The robust agenda for the bishops’ assembly included updates on the following items: the Synod of Bishops; the ongoing war in Ukraine; the bishops’ Eucharistic Revival initiative and national congress; the Church’s support for women and families in light of the Supreme Court’s decision this summer in Dobbs v. Jackson Women’s Health Organization; policy advocacy and ongoing work of Migration and Refugee Services; information on World Youth Day 2023 in Lisbon, Portugal; and the Journeying Together intercultural dialogue and encounter process.
The bishops also engaged in discussion on the approach to their teaching document on the political responsibility of Catholics, Forming Consciences for Faithful Citizenship, and its related materials to be executed over the next year.

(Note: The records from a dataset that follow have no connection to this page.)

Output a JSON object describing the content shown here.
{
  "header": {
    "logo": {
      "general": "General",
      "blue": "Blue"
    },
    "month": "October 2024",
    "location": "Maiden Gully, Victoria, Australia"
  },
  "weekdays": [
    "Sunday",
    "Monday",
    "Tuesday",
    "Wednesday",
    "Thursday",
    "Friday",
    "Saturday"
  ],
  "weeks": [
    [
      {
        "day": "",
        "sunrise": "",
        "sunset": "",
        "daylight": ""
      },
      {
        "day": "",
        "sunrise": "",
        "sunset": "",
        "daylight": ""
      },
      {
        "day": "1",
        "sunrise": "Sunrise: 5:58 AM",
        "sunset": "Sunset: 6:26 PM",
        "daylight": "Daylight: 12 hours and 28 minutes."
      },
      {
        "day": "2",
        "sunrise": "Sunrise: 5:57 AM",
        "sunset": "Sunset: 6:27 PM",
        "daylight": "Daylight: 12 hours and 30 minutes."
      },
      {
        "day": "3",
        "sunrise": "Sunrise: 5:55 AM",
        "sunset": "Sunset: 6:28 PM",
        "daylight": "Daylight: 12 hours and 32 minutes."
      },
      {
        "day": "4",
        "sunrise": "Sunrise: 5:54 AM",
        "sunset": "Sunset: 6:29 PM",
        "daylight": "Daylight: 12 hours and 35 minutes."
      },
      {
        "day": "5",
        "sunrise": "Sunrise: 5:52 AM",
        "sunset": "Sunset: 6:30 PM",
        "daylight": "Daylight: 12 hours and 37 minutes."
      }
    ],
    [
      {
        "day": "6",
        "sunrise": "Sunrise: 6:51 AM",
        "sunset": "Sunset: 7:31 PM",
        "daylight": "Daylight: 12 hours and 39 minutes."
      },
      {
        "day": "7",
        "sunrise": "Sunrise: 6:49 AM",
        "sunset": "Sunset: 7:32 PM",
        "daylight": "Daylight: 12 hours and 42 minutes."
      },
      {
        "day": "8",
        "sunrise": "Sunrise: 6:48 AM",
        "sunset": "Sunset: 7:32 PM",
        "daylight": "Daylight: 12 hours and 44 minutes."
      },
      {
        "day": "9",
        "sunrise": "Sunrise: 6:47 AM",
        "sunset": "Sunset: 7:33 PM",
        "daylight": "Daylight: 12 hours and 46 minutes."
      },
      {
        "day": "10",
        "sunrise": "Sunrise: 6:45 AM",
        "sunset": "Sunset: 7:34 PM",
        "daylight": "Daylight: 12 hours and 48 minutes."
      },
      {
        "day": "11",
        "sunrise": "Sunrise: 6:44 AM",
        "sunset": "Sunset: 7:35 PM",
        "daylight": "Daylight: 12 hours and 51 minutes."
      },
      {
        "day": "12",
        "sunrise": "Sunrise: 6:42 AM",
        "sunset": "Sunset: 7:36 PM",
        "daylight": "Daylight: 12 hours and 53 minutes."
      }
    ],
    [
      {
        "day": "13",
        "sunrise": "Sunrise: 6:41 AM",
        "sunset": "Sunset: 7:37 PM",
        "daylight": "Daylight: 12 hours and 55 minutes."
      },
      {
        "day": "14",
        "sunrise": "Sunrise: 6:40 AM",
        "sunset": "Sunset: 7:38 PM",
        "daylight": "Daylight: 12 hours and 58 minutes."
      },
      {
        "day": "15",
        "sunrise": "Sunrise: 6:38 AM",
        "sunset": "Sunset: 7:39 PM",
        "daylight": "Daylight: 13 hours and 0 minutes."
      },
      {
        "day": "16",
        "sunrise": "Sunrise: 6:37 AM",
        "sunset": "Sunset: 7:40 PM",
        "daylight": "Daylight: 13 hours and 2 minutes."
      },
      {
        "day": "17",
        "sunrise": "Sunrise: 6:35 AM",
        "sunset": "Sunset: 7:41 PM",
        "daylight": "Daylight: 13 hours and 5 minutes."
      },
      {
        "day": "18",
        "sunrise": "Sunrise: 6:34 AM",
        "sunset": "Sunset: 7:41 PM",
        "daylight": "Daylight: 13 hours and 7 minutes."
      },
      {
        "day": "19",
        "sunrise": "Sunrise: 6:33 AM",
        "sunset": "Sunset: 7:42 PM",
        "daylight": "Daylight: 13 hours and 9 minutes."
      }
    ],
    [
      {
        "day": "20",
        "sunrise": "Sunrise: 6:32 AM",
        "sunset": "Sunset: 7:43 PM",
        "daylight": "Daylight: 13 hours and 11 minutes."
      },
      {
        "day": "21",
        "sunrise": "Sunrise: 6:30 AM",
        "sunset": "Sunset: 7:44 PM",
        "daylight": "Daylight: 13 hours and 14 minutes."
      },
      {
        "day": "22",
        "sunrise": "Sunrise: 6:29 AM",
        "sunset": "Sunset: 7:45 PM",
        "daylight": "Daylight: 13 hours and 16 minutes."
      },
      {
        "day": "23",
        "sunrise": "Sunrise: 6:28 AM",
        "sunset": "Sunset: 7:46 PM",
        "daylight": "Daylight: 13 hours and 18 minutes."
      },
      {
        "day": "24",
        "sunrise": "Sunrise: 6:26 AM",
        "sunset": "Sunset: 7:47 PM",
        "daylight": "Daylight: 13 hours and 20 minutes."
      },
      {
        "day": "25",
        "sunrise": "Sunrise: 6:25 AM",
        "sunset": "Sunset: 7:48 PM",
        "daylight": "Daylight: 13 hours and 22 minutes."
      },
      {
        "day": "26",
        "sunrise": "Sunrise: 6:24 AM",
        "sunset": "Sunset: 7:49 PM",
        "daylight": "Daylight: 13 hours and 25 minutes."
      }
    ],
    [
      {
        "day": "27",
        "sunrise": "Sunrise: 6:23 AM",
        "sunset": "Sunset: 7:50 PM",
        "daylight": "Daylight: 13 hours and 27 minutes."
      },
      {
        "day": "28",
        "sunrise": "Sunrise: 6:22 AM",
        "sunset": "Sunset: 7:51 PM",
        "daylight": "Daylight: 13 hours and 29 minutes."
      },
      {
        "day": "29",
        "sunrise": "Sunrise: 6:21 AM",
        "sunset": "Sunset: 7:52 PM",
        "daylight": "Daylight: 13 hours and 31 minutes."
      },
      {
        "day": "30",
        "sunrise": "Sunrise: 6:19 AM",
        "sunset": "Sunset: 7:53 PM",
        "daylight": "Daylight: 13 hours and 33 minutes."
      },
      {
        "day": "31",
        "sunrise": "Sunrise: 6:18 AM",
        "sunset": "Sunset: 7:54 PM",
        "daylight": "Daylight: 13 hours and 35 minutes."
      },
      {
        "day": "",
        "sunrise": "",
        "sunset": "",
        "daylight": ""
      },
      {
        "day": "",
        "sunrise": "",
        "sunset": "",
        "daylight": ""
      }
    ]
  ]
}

By an overwhelming majority, the bishops voted to reissue the teaching document without revisions but add supplemental materials and begin a process of reexamining the teaching document following the 2024 election.
The bishops voted with 215 in favor, 4 against, and 1 abstention to approve the 2023 proposed budget, presented by the Committee on Budget and Finance.
The Latin Church members of the USCCB voted to approve revisions in rites related to the anointing of the sick and lay ministry to the sick, as well as liturgical texts for two recently instituted feast days:
- A revision of the U.S. English-language edition of “The Order of the Anointing of the Sick and of their Pastoral Care” was approved with 196 in favor, 4 against, and 1 abstention. A new U.S. Spanish language edition of the same text was approved with 200 in favor, 3 against, and 3 abstentions.
- The texts of prayers and rites in English that can be used by lay ecclesial ministers in their ministry to the sick, “Lay Ministry to the Sick” was approved with 196 in favor, 8 against, and 2 abstentions. The Spanish-language edition of the same text was approved with 196 in favor, 8 against, and 2 abstentions.
- Liturgical texts for the two optional memorials, the memorial for Saint Paul VI (May 29), and the memorial for Our Lady of Loreto (December 10) passed with 204 in favor, 0 against, and 0 abstentions.
The approval of all texts requires a two-thirds vote of the Latin-rite bishops, and the “The Order of the Anointing of the Sick and of their Pastoral Care” also requires “recognitio” from the Vatican.
The bishops were also consulted on the causes of beatification and canonization for three lay persons: Mother Margaret Mary Healy-Murphy, Michelle Duppong, and Cora Louise Evans. By a voice vote, the bishops affirmed support for the advancement of all three causes of beatification and canonization on the diocesan level.